Although there is no surviving will for Ralph Hengham it can be reasonably assumed that it was at his request that he was buried within St Paul’s Cathedral where he held a canonry. The style of the brass, and to an extent the inscription, suggests that Hengham also influenced the design of this. This is particularly shown in the stars and sheep which are displayed along with his effigy on the slab. Unlike Sir John Stoner (at Dorchester Abbey) and Sir John de Stouford (at West Down), Hengham was not commemorated by a tomb effigy and this was almost certainly down to the availability of space within the Cathedral and a wish, either consciously or not, to mirror the tastes of the Cathedral clergy. The brass, and its place within what must have been a visually stunning and bright environment, also reminds us of Hengham’s wealth and status and of his need to be remembered. Thanks to Dugdale and Hollar, he achieved this.


Notes


1. I am grateful to Sally Badham, Rachel Canty and David Griffith for their comments on Ralph Hengham and his brass

2. Sally Badham with Martin Stuchfield Monumental Brasses (Oxford 2009), pp. 24-25

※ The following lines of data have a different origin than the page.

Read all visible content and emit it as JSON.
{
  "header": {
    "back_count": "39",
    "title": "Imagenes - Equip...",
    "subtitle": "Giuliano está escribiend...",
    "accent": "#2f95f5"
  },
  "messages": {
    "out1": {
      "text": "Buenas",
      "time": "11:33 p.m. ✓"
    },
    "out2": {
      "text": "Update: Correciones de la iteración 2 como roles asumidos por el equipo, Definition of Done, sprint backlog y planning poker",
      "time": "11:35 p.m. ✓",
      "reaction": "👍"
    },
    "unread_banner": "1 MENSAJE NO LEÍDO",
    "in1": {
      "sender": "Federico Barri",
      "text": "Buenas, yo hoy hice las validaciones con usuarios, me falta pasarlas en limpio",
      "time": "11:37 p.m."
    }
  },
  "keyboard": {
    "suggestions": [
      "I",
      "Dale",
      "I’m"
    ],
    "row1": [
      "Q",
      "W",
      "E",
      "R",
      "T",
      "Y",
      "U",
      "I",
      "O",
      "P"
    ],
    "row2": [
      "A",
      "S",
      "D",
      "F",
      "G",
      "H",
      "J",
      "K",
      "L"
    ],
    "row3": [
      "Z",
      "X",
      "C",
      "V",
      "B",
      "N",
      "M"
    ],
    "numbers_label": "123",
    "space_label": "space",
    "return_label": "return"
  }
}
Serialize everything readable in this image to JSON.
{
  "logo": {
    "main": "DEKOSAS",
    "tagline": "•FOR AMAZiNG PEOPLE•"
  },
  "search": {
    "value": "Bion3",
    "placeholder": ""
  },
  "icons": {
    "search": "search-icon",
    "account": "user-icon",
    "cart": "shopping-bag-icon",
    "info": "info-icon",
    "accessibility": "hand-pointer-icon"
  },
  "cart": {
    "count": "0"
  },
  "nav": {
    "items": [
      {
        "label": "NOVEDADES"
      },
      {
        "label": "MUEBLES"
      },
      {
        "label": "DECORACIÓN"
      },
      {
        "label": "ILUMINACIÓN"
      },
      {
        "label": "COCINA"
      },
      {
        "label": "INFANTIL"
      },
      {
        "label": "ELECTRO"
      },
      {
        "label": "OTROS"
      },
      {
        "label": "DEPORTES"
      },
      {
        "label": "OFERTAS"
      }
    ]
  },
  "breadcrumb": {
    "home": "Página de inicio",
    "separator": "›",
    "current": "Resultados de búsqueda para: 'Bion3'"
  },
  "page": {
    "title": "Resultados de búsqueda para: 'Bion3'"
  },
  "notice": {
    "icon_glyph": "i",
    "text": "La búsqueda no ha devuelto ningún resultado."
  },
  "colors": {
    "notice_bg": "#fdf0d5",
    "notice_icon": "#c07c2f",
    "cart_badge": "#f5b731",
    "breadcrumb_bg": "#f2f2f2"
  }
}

3. An indent to an unknown priest was found during excavations of the former Pardon Churchyard in 1969, see J. C. Page-Phillips ‘An Indent from Old St Paul’s’ Transactions of the Monumental Brass Society Volume XI Part 1 (1969) p. 42

4. Philip Whittemore ‘Sir William Dugdale’s ‘Book of Draughts’’ Church Monuments XVIII (2003) pp. 23-52

5. Sir William Dugdale The History of St Paul’s Cathedral in London (London 1658) p. 45

6. Ibid p. 48; see also Marion Roberts Dugdale and Hollar: History Illustrated (London 2002) pp. 77-78

7. For Hengham’s career, see Paul Brand, ‘Hengham, Ralph (b. in or before 1235, d. 1311)’, Oxford Dictionary of National Biography, Oxford University Press, Sept 2004; online edn, Jan 2008 [http://www.oxforddnb.com/view/article/12924, accessed 24 July 2009]

8.  Nicholas Rogers ‘English Episcopal Monuments, 1270-1350’ in John Coales (ed.) The Earliest English Brasses: Patronage, Style and Workshops 1270-1350 (London 1987), pp. 29-30 and p. 40

9. Nigel Saul English Church Monuments in the Middle Ages: History and Representation (Oxford 2009), pp. 271-272